[SUPPLIED RECORDS Boundary: Start]
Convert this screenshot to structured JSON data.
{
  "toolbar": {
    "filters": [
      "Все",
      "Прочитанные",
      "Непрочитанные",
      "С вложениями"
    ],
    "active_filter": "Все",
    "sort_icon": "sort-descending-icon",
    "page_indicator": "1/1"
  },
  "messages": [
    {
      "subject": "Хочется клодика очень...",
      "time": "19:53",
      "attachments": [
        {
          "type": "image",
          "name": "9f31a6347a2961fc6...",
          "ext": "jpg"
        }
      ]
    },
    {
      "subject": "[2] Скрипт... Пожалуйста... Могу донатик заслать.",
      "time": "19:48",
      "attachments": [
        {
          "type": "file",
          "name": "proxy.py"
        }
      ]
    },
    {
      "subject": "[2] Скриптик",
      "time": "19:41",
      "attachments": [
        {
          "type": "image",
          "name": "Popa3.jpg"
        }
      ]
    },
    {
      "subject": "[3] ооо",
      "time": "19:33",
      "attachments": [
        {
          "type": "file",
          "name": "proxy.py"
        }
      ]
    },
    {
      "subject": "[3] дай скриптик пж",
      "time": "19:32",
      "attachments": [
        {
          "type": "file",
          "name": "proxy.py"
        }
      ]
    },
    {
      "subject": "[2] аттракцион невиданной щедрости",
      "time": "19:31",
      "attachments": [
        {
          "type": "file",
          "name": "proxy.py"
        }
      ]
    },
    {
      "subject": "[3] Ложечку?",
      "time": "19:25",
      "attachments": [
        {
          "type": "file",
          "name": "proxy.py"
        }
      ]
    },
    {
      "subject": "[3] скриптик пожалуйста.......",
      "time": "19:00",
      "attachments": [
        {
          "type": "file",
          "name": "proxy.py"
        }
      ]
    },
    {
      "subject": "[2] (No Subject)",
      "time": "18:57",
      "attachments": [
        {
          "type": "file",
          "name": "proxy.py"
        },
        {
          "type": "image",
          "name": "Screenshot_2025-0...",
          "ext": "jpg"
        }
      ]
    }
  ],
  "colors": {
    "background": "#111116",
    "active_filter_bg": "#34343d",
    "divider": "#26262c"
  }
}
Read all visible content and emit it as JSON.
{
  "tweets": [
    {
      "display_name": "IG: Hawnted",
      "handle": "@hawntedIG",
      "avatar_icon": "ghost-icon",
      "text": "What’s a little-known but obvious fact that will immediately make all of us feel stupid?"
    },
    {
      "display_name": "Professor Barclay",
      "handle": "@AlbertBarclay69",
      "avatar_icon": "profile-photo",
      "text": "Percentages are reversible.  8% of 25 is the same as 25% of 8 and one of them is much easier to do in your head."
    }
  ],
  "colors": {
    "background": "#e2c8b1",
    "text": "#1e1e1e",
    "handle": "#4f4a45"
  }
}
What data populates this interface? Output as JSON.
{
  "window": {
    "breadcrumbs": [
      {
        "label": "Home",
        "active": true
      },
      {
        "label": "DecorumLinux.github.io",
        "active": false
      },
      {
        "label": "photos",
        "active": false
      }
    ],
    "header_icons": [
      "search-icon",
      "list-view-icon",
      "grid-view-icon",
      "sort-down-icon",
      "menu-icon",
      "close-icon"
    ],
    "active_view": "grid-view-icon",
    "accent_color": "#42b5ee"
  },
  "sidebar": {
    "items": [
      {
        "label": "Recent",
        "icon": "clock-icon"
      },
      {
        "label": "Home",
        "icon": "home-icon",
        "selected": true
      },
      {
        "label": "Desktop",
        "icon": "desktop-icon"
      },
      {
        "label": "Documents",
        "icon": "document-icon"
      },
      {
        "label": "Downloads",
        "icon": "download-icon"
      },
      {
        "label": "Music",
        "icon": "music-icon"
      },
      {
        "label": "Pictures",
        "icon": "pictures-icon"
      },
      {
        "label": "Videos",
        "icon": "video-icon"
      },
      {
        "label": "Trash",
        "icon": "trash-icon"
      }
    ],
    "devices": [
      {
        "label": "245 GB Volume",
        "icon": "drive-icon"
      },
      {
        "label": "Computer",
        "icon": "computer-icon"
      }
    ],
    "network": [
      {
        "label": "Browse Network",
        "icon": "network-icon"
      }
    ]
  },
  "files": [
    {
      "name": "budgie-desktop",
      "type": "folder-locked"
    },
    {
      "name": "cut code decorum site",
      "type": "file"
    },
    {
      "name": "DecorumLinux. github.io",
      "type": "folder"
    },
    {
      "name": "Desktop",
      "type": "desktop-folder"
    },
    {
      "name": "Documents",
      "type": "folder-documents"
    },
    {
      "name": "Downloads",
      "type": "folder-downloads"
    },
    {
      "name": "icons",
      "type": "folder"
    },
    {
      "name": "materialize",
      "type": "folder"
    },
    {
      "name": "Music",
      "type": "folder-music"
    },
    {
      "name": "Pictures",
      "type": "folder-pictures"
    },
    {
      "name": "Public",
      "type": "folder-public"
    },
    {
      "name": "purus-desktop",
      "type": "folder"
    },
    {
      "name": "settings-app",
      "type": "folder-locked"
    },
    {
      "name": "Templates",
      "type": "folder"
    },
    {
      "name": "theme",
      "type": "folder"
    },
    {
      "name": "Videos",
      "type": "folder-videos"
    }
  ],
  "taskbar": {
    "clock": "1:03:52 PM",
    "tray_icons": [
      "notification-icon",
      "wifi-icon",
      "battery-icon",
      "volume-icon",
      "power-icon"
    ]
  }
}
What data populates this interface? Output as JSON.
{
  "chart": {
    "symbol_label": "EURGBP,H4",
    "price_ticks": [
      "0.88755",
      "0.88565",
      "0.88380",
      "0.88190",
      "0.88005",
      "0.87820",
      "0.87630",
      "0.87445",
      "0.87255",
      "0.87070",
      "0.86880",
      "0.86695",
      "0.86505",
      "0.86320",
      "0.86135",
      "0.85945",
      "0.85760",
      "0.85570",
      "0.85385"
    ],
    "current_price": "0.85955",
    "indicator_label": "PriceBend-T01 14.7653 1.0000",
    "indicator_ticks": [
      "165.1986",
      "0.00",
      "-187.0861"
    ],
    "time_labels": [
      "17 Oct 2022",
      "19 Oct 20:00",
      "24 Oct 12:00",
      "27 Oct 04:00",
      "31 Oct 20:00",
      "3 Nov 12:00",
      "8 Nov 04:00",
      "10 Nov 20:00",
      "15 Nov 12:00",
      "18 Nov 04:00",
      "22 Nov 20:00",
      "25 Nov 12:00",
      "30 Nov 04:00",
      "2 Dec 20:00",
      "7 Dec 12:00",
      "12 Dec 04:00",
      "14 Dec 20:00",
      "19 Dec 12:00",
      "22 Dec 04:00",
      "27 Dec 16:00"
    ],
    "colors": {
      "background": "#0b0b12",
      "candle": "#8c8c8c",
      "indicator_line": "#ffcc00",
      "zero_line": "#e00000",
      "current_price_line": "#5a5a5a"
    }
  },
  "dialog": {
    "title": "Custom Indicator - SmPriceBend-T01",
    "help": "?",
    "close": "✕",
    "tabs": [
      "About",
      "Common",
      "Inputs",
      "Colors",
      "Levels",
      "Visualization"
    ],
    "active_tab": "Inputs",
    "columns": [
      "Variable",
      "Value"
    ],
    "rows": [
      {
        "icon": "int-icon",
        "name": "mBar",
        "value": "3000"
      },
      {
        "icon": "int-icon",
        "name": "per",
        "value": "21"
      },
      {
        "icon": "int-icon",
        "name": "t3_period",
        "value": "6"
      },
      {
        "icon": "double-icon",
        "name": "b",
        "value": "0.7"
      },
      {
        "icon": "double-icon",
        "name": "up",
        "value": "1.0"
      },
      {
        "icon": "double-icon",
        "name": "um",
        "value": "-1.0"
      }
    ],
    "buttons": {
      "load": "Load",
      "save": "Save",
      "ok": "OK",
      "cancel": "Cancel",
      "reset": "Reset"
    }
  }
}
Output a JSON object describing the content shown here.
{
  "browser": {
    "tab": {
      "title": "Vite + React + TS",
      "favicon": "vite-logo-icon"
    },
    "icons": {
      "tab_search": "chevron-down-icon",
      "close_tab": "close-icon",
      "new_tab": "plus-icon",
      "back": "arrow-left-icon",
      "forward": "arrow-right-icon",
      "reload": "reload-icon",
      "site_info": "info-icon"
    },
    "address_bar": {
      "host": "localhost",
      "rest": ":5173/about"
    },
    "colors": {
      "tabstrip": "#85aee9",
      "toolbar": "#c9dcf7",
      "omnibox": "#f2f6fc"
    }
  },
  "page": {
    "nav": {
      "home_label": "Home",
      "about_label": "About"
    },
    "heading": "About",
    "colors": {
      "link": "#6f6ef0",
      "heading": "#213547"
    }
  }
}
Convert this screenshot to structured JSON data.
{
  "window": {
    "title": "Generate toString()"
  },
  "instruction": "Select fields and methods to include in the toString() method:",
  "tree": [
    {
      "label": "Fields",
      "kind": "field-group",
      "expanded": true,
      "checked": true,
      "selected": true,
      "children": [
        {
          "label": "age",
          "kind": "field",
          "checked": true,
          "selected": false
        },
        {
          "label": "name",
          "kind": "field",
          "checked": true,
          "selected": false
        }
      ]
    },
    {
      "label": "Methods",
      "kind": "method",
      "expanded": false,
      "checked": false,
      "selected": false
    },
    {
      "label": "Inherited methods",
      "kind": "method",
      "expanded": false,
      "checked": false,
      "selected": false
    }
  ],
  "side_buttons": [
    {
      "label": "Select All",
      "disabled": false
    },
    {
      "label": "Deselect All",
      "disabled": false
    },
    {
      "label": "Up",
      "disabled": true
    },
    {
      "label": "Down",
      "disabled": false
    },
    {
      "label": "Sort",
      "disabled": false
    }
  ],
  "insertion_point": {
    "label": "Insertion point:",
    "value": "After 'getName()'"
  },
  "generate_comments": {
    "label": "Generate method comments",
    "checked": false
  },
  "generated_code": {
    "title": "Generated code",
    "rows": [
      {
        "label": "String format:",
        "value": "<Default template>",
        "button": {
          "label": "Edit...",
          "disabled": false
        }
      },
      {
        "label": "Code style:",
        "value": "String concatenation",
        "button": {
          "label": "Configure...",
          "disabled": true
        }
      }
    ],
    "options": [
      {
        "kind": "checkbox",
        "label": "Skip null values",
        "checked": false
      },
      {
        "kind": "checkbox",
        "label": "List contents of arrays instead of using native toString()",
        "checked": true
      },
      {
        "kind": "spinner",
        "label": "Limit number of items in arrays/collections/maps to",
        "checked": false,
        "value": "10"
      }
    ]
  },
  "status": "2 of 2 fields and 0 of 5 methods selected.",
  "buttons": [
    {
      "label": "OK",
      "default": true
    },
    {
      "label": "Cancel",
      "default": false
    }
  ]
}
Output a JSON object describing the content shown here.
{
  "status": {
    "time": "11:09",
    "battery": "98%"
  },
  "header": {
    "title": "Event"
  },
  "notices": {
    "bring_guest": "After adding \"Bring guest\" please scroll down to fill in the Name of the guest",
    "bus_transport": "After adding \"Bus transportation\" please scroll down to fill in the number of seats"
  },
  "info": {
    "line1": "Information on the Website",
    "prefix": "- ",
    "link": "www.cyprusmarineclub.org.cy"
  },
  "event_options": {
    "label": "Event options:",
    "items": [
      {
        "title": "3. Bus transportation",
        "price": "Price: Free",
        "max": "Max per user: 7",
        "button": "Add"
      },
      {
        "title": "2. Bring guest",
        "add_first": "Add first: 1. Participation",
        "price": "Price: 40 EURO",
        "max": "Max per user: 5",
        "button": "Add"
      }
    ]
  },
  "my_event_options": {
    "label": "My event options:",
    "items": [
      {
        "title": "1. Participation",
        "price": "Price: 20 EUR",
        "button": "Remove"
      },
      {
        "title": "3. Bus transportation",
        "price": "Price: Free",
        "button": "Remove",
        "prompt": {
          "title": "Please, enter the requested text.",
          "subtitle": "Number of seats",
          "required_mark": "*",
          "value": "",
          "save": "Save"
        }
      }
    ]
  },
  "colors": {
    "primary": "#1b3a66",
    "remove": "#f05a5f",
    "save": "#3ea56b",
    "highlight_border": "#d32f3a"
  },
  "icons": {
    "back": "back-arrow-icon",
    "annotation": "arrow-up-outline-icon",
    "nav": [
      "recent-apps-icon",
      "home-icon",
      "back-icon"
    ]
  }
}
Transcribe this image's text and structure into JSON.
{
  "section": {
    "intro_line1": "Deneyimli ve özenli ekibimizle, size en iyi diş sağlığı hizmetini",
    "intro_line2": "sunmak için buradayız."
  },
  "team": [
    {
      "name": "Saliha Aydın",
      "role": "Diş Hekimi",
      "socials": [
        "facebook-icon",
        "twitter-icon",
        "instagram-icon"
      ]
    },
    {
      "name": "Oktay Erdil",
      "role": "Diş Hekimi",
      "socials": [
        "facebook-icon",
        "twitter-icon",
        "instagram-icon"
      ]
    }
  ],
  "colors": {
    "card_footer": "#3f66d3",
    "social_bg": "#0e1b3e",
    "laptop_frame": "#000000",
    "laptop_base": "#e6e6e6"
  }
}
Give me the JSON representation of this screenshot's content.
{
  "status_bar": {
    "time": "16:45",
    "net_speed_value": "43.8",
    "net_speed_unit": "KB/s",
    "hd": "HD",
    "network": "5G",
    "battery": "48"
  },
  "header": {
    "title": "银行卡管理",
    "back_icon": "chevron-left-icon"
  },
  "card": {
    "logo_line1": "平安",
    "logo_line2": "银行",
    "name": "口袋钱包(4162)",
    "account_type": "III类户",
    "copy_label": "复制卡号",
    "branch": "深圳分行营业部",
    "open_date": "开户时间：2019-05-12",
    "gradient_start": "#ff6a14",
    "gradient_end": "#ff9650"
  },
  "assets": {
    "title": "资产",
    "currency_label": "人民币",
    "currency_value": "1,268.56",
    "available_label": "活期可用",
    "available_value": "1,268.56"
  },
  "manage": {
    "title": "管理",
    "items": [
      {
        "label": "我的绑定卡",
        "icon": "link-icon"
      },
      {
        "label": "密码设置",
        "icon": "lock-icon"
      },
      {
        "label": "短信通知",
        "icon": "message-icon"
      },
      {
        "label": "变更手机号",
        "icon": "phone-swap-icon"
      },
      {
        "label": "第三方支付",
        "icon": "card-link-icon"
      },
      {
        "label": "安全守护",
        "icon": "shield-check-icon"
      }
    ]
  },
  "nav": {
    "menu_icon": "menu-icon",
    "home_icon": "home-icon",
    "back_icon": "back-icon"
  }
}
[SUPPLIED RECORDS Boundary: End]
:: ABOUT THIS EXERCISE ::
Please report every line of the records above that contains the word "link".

:: SOLUTION TO THIS EXERCISE ::
      "link": "#6f6ef0",
    "link": "www.cyprusmarineclub.org.cy"
        "icon": "link-icon"
        "icon": "card-link-icon"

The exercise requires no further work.